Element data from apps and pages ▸

Content starts

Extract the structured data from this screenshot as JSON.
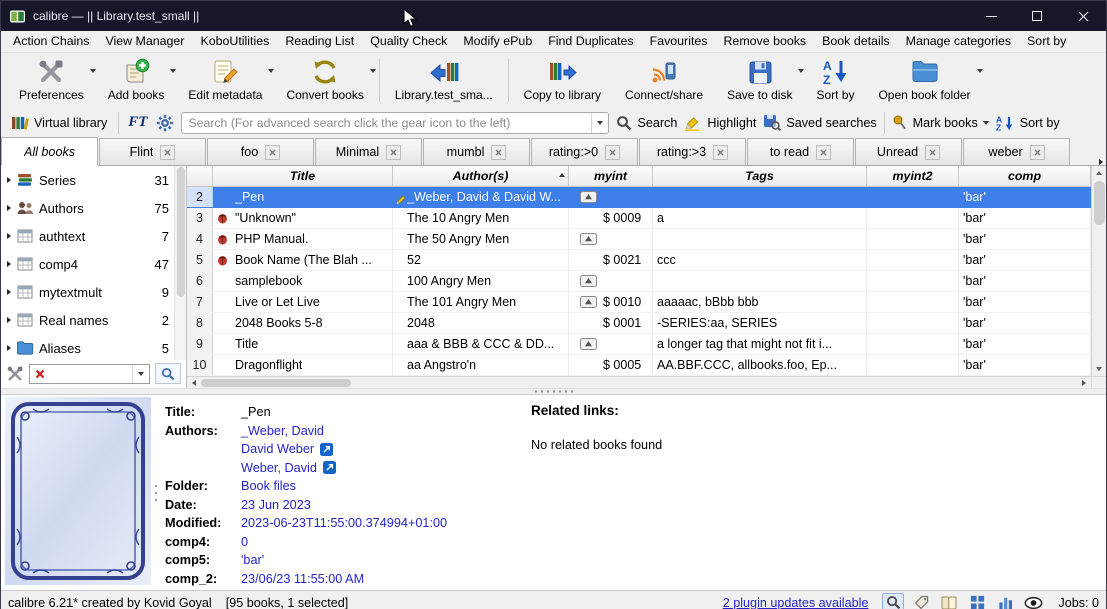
{
  "window": {
    "title": "calibre — || Library.test_small ||"
  },
  "menubar": {
    "items": [
      "Action Chains",
      "View Manager",
      "KoboUtilities",
      "Reading List",
      "Quality Check",
      "Modify ePub",
      "Find Duplicates",
      "Favourites",
      "Remove books",
      "Book details",
      "Manage categories",
      "Sort by"
    ]
  },
  "toolbar": {
    "buttons": [
      {
        "label": "Preferences",
        "icon": "preferences-tools-icon"
      },
      {
        "label": "Add books",
        "icon": "add-books-icon"
      },
      {
        "label": "Edit metadata",
        "icon": "edit-metadata-icon"
      },
      {
        "label": "Convert books",
        "icon": "convert-books-icon"
      },
      {
        "label": "Library.test_sma...",
        "icon": "choose-library-icon"
      },
      {
        "label": "Copy to library",
        "icon": "copy-to-library-icon"
      },
      {
        "label": "Connect/share",
        "icon": "connect-share-icon"
      },
      {
        "label": "Save to disk",
        "icon": "save-to-disk-icon"
      },
      {
        "label": "Sort by",
        "icon": "sort-az-icon"
      },
      {
        "label": "Open book folder",
        "icon": "book-folder-icon"
      }
    ]
  },
  "search": {
    "virtual_library": "Virtual library",
    "ft_label": "FT",
    "placeholder": "Search (For advanced search click the gear icon to the left)",
    "search_label": "Search",
    "highlight_label": "Highlight",
    "saved_searches_label": "Saved searches",
    "mark_books_label": "Mark books",
    "sort_by_label": "Sort by"
  },
  "tabs": {
    "all_books": "All books",
    "items": [
      "Flint",
      "foo",
      "Minimal",
      "mumbl",
      "rating:>0",
      "rating:>3",
      "to read",
      "Unread",
      "weber"
    ]
  },
  "sidebar": {
    "items": [
      {
        "label": "Series",
        "count": "31",
        "icon": "series-icon"
      },
      {
        "label": "Authors",
        "count": "75",
        "icon": "authors-icon"
      },
      {
        "label": "authtext",
        "count": "7",
        "icon": "column-icon"
      },
      {
        "label": "comp4",
        "count": "47",
        "icon": "column-icon"
      },
      {
        "label": "mytextmult",
        "count": "9",
        "icon": "column-icon"
      },
      {
        "label": "Real names",
        "count": "2",
        "icon": "column-icon"
      },
      {
        "label": "Aliases",
        "count": "5",
        "icon": "folder-icon"
      }
    ]
  },
  "table": {
    "columns": [
      "Title",
      "Author(s)",
      "myint",
      "Tags",
      "myint2",
      "comp"
    ],
    "rows": [
      {
        "num": "2",
        "title": "_Pen",
        "authors": "_Weber, David & David W...",
        "myint": "",
        "tags": "",
        "myint2": "",
        "comp": "'bar'"
      },
      {
        "num": "3",
        "title": "\"Unknown\"",
        "authors": "The 10 Angry Men",
        "myint": "$ 0009",
        "tags": "a",
        "myint2": "",
        "comp": "'bar'"
      },
      {
        "num": "4",
        "title": "PHP Manual.",
        "authors": "The 50 Angry Men",
        "myint": "",
        "tags": "",
        "myint2": "",
        "comp": "'bar'"
      },
      {
        "num": "5",
        "title": "Book Name (The Blah ...",
        "authors": "52",
        "myint": "$ 0021",
        "tags": "ccc",
        "myint2": "",
        "comp": "'bar'"
      },
      {
        "num": "6",
        "title": "samplebook",
        "authors": "100 Angry Men",
        "myint": "",
        "tags": "",
        "myint2": "",
        "comp": "'bar'"
      },
      {
        "num": "7",
        "title": "Live or Let Live",
        "authors": "The 101 Angry Men",
        "myint": "$ 0010",
        "tags": "aaaaac, bBbb bbb",
        "myint2": "",
        "comp": "'bar'"
      },
      {
        "num": "8",
        "title": "2048 Books 5-8",
        "authors": "2048",
        "myint": "$ 0001",
        "tags": "-SERIES:aa, SERIES",
        "myint2": "",
        "comp": "'bar'"
      },
      {
        "num": "9",
        "title": "Title",
        "authors": "aaa & BBB & CCC & DD...",
        "myint": "",
        "tags": "a longer tag that might not fit i...",
        "myint2": "",
        "comp": "'bar'"
      },
      {
        "num": "10",
        "title": "Dragonflight",
        "authors": "aa Angstro'n",
        "myint": "$ 0005",
        "tags": "AA.BBF.CCC, allbooks.foo, Ep...",
        "myint2": "",
        "comp": "'bar'"
      }
    ]
  },
  "details": {
    "title_label": "Title:",
    "title": "_Pen",
    "authors_label": "Authors:",
    "authors": [
      "_Weber, David",
      "David Weber",
      "Weber, David"
    ],
    "folder_label": "Folder:",
    "folder": "Book files",
    "date_label": "Date:",
    "date": "23 Jun 2023",
    "modified_label": "Modified:",
    "modified": "2023-06-23T11:55:00.374994+01:00",
    "comp4_label": "comp4:",
    "comp4": "0",
    "comp5_label": "comp5:",
    "comp5": "'bar'",
    "comp_2_label": "comp_2:",
    "comp_2": "23/06/23 11:55:00 AM",
    "related_title": "Related links:",
    "related_text": "No related books found"
  },
  "statusbar": {
    "version": "calibre 6.21* created by Kovid Goyal",
    "books": "[95 books, 1 selected]",
    "plugin_updates": "2 plugin updates available",
    "jobs": "Jobs: 0"
  }
}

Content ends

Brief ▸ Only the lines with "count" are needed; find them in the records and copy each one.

Solution for this problem ▸
        "count": "31",
        "count": "75",
        "count": "7",
        "count": "47",
        "count": "9",
        "count": "2",
        "count": "5",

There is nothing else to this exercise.